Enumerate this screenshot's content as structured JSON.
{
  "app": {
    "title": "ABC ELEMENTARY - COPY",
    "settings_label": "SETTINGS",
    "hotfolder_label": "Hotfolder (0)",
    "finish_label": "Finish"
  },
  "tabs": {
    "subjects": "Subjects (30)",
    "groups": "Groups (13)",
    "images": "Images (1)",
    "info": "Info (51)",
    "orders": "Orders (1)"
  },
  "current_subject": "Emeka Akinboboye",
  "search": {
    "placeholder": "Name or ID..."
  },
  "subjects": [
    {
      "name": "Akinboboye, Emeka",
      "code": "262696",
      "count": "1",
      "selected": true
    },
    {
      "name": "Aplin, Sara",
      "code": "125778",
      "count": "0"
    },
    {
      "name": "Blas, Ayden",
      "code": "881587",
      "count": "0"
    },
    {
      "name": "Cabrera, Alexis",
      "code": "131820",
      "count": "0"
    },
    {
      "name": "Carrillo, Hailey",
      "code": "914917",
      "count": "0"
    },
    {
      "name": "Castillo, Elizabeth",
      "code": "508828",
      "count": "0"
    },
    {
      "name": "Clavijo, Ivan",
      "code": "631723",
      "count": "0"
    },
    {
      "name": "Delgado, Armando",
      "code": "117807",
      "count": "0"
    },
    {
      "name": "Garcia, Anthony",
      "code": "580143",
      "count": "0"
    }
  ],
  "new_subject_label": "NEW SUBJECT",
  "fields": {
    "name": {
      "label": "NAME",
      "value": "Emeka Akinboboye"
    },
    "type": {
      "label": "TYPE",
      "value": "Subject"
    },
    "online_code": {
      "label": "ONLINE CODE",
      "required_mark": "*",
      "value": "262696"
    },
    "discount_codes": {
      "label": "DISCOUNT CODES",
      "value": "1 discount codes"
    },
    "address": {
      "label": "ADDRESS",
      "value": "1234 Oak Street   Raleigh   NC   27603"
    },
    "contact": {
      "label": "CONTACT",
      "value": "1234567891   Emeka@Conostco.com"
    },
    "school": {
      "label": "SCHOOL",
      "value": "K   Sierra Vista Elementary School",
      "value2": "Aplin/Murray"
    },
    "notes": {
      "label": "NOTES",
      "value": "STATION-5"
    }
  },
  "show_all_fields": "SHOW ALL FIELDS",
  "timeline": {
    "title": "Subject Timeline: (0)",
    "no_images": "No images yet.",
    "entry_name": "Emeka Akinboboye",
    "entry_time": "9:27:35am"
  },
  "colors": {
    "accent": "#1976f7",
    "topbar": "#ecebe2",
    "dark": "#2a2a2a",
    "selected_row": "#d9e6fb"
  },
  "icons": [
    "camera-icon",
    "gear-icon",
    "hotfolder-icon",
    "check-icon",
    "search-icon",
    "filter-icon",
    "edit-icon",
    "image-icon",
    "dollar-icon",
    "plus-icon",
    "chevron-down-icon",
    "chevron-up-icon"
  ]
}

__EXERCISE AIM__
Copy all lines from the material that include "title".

__EXERCISE OUTPUT__
    "title": "ABC ELEMENTARY - COPY",
    "title": "Subject Timeline: (0)",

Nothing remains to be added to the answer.